Much of the music I’ve chosen for this Beautiful Serialism playlist so far has been slow music, where the genre generally shows its most luscious side; fast movements are more commonly home to textures that (in terms beloved of critics) are angular, jagged, spiky, prickly, pointillistic… But the first movement of East German composer Hans Eisler’s “Reisesonate” (“Travel Sonata”) for violin and piano, marked “Con spirito,” though composed in a twelve-tone idiom, has something of the classical proportion and pleasant dialogue between instruments of a Beethoven Violin Sonata. As a fervent socialist, Eisler wrote music of a certain—excuse the marketingspeak term—accessibility. His socialist political convictions gave his music energy and verve. That held true in his twelve-tone works.
Ruth Crawford Seeger, Nine Preludes, VI. Andante mystico
The stereotype puts the serialist composer in a fun-house maze of matrices, square blocks of notes whose given musical material they follow slavishly. Like most clichés, there’s a kernel of truth in this, and the tone-deaf academic implementation of twelve-tone matrices was real and did lead to heaps of forgettable music. But the stereotype hides just how much freedom for musical listening there is within the system. The works of the American composer Ruth Crawford Seeger show what happens when an artist possessed of a formidable ear turns that ear to a supposedly cold mathematical construct. Seeger’s harmonies are opaque and statuesque; her motives are like wispy tendrils of plants wrapping around these statues. Because solo piano music doesn’t offer as drastically changing colors as a large ensemble or an orchestra, many serialist pieces in the genre get old quickly. Not so Seeger’s wonderful Nine Preludes.
Karlheinz Stockhausen, “Gesang der Jünglinge”
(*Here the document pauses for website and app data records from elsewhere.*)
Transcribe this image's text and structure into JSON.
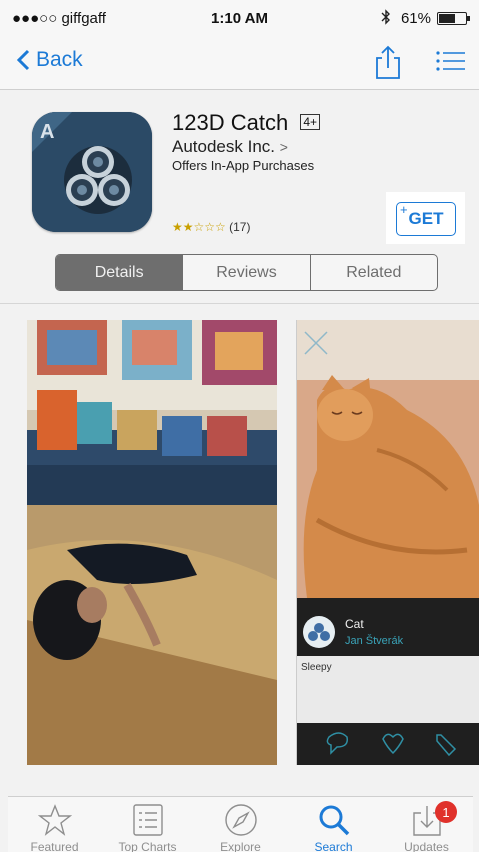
{
  "status_bar": {
    "carrier": "●●●○○ giffgaff",
    "time": "1:10 AM",
    "battery": "61%"
  },
  "nav": {
    "back_label": "Back"
  },
  "app": {
    "title": "123D Catch",
    "age_rating": "4+",
    "developer": "Autodesk Inc.",
    "developer_chevron": ">",
    "iap_note": "Offers In-App Purchases",
    "rating_stars": "★★☆☆☆",
    "rating_count": "(17)",
    "get_label": "GET",
    "get_plus": "+"
  },
  "segments": [
    "Details",
    "Reviews",
    "Related"
  ],
  "screenshot_cat": {
    "name": "Cat",
    "user": "Jan Štverák",
    "description": "Sleepy"
  },
  "tabs": [
    {
      "label": "Featured",
      "icon": "star-icon"
    },
    {
      "label": "Top Charts",
      "icon": "list-icon"
    },
    {
      "label": "Explore",
      "icon": "compass-icon"
    },
    {
      "label": "Search",
      "icon": "search-icon"
    },
    {
      "label": "Updates",
      "icon": "download-icon",
      "badge": "1"
    }
  ],
  "colors": {
    "accent": "#1c7ad6",
    "badge": "#e0312b"
  }
}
Though processed electronic sounds are not typically associated with serialism, the musicologists Pascal Decroupet and Elena Ungeheuer characterize Stockhausen’s “Gesang der Jünglinge” as a “broadening and reassessment of serial thought” to include ideas from acoustics—as opposed to the very different approach Stockhausen took in the later “Stimmung.” There is something elusive in this piece, a quality I associate with the best serial music: a willingness to make the human auditory perceptual system work, to not let you have your cake and hear it too. That intangibility gels wonderfully with the beauty of the processed frankly sensual sounds of boys’ voices. My favorite moment of “Gesange der Jünglinge” is at around 7:20 to 7:40 in this recording. It sounds like music from an alternate-history Venetian Renaissance. Imagine Giovanni Gabrieli with a time machine. ¶